Compare any two graphics cards:
GeForce 9600 GT 1GB vs Radeon HD 6950
IntroThe GeForce 9600 GT 1GB uses a 65/55 nm design. nVidia has clocked the core frequency at 650 MHz. The GDDR3 memory works at a speed of 900 MHz on this particular card. It features 64 SPUs as well as 32 Texture Address Units and 16 ROPs.
Compare that to the Radeon HD 6950, which comes with core speeds of 800 MHz on the GPU, and 1250 MHz on the 1024 MB of GDDR5 RAM. It features 1408 SPUs along with 88 TAUs and 32 Rasterization Operator Units.
Power Usage and Theoretical Benchmarks
Power Consumption (Max TDP)
Theoretically speaking, the Radeon HD 6950 will be 178% faster than the GeForce 9600 GT 1GB overall, due to its higher bandwidth. (explain)
Texel RateThe Radeon HD 6950 is quite a bit (about 238%) better at AF than the GeForce 9600 GT 1GB. (explain)
Pixel RateThe Radeon HD 6950 is a lot (more or less 146%) faster with regards to FSAA than the GeForce 9600 GT 1GB, and also should be capable of handling higher screen resolutions without losing too much performance. (explain)
Please note that the above 'benchmarks' are all just theoretical - the results were calculated based on the card's specifications, and real-world performance may (and probably will) vary at least a bit.
Please note that the price comparisons are based on search keywords - sometimes it might show cards with very similar names that are not exactly the same as the one chosen in the comparison. We do try to filter out the wrong results as best we can, though.
Memory Bandwidth: Memory bandwidth is the largest amount of information (counted in megabytes per second) that can be moved over the external memory interface in one second. The number is calculated by multiplying the card's interface width by the speed of its memory. If the card has DDR RAM, it must be multiplied by 2 once again. If DDR5, multiply by ANOTHER 2x. The better the memory bandwidth, the better the card will be in general. It especially helps with AA, High Dynamic Range and higher screen resolutions.
Texel Rate: Texel rate is the maximum number of texture map elements (texels) that can be applied in one second. This figure is calculated by multiplying the total texture units by the core clock speed of the chip. The better this number, the better the graphics card will be at texture filtering (anisotropic filtering - AF). It is measured in millions of texels processed in one second.

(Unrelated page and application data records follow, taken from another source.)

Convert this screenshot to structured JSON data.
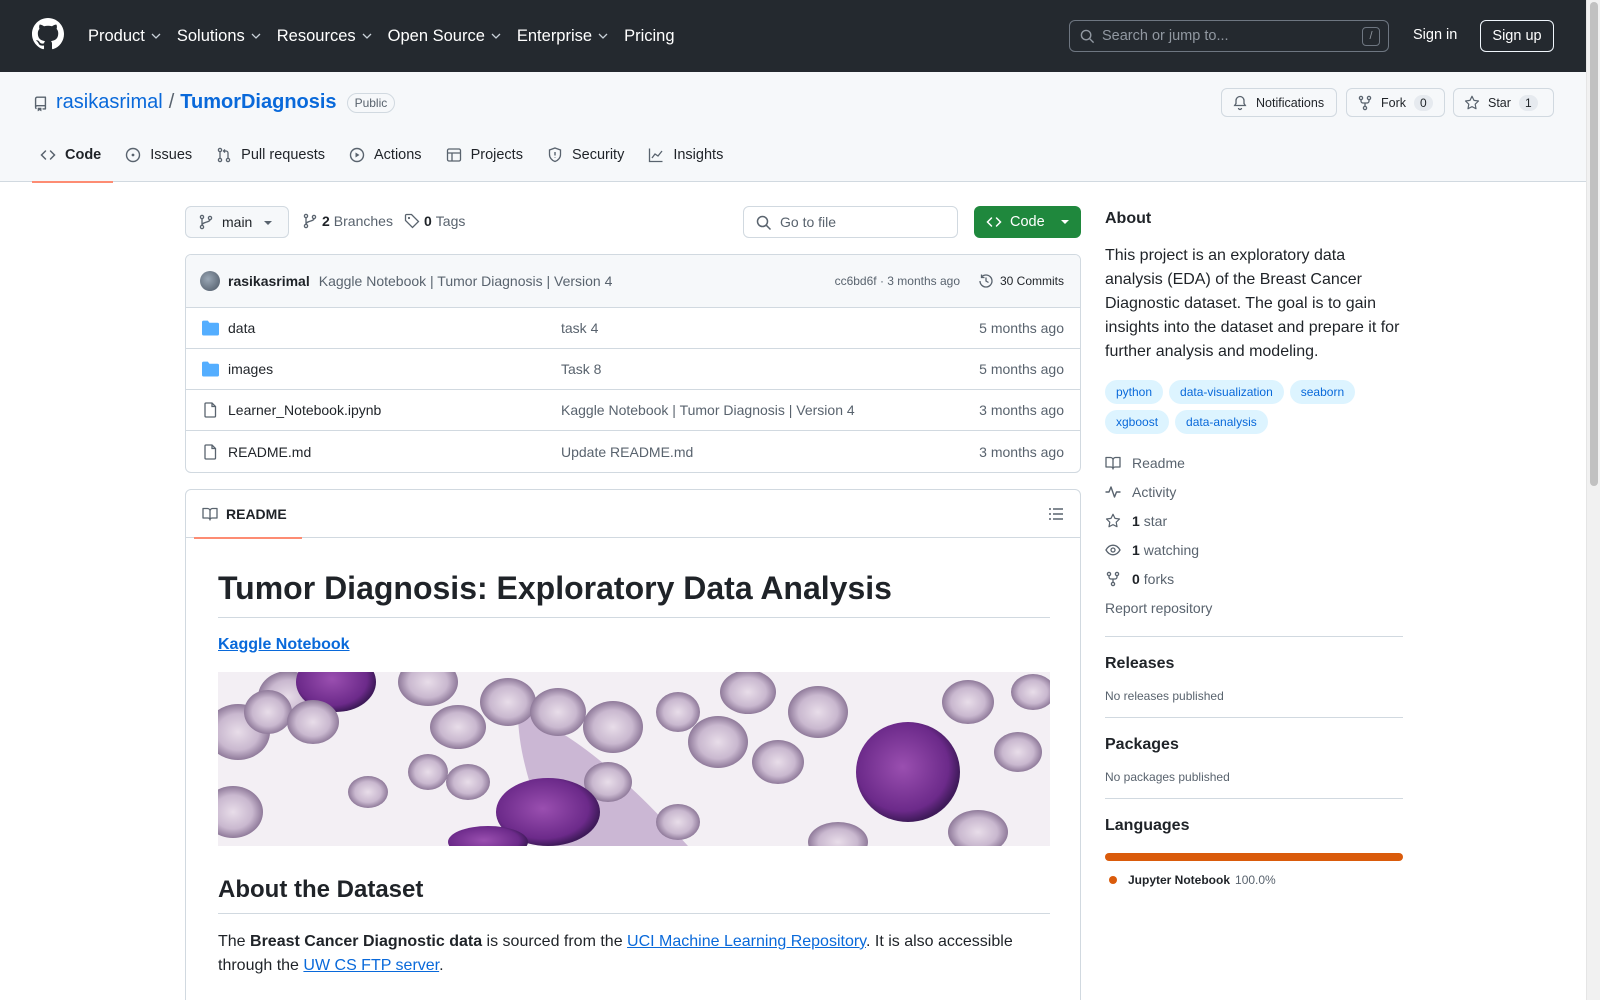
{
  "topnav": {
    "items": [
      {
        "label": "Product",
        "has_menu": true
      },
      {
        "label": "Solutions",
        "has_menu": true
      },
      {
        "label": "Resources",
        "has_menu": true
      },
      {
        "label": "Open Source",
        "has_menu": true
      },
      {
        "label": "Enterprise",
        "has_menu": true
      },
      {
        "label": "Pricing",
        "has_menu": false
      }
    ],
    "search_placeholder": "Search or jump to...",
    "search_shortcut": "/",
    "signin": "Sign in",
    "signup": "Sign up"
  },
  "repo": {
    "owner": "rasikasrimal",
    "separator": "/",
    "name": "TumorDiagnosis",
    "visibility": "Public",
    "notifications_label": "Notifications",
    "fork_label": "Fork",
    "fork_count": "0",
    "star_label": "Star",
    "star_count": "1"
  },
  "tabs": [
    {
      "label": "Code",
      "icon": "code-icon",
      "active": true
    },
    {
      "label": "Issues",
      "icon": "issue-icon",
      "active": false
    },
    {
      "label": "Pull requests",
      "icon": "pull-request-icon",
      "active": false
    },
    {
      "label": "Actions",
      "icon": "play-icon",
      "active": false
    },
    {
      "label": "Projects",
      "icon": "table-icon",
      "active": false
    },
    {
      "label": "Security",
      "icon": "shield-icon",
      "active": false
    },
    {
      "label": "Insights",
      "icon": "graph-icon",
      "active": false
    }
  ],
  "toolbar": {
    "branch": "main",
    "branches_count": "2",
    "branches_label": "Branches",
    "tags_count": "0",
    "tags_label": "Tags",
    "goto_placeholder": "Go to file",
    "code_label": "Code"
  },
  "commit": {
    "author": "rasikasrimal",
    "message": "Kaggle Notebook | Tumor Diagnosis | Version 4",
    "hash": "cc6bd6f",
    "dot": "·",
    "age": "3 months ago",
    "commits_label": "30 Commits"
  },
  "files": [
    {
      "name": "data",
      "type": "folder",
      "message": "task 4",
      "age": "5 months ago"
    },
    {
      "name": "images",
      "type": "folder",
      "message": "Task 8",
      "age": "5 months ago"
    },
    {
      "name": "Learner_Notebook.ipynb",
      "type": "file",
      "message": "Kaggle Notebook | Tumor Diagnosis | Version 4",
      "age": "3 months ago"
    },
    {
      "name": "README.md",
      "type": "file",
      "message": "Update README.md",
      "age": "3 months ago"
    }
  ],
  "readme": {
    "tab_label": "README",
    "title": "Tumor Diagnosis: Exploratory Data Analysis",
    "kaggle_link": "Kaggle Notebook",
    "section_title": "About the Dataset",
    "p1_a": "The ",
    "p1_bold": "Breast Cancer Diagnostic data",
    "p1_b": " is sourced from the ",
    "p1_link1": "UCI Machine Learning Repository",
    "p1_c": ". It is also accessible through the ",
    "p1_link2": "UW CS FTP server",
    "p1_d": "."
  },
  "sidebar": {
    "about_title": "About",
    "about_text": "This project is an exploratory data analysis (EDA) of the Breast Cancer Diagnostic dataset. The goal is to gain insights into the dataset and prepare it for further analysis and modeling.",
    "topics": [
      "python",
      "data-visualization",
      "seaborn",
      "xgboost",
      "data-analysis"
    ],
    "readme_label": "Readme",
    "activity_label": "Activity",
    "stars_count": "1",
    "stars_label": "star",
    "watching_count": "1",
    "watching_label": "watching",
    "forks_count": "0",
    "forks_label": "forks",
    "report_label": "Report repository",
    "releases_title": "Releases",
    "releases_sub": "No releases published",
    "packages_title": "Packages",
    "packages_sub": "No packages published",
    "languages_title": "Languages",
    "language_name": "Jupyter Notebook",
    "language_pct": "100.0%",
    "language_color": "#da5b0b"
  },
  "colors": {
    "header_bg": "#24292f",
    "link": "#0969da",
    "primary_button": "#1f883d",
    "tab_underline": "#fd8c73",
    "topic_bg": "#ddf4ff"
  }
}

Pixel Rate: Pixel rate is the most pixels that the graphics chip can possibly write to its local memory in a second - measured in millions of pixels per second. The figure is calculated by multiplying the number of Render Output Units by the the core clock speed. ROPs (Raster Operations Pipelines - also called Render Output Units) are responsible for outputting the pixels (image) to the screen. The actual pixel output rate is also dependant on lots of other factors, most notably the memory bandwidth of the card - the lower the bandwidth is, the lower the potential to reach the max fill rate.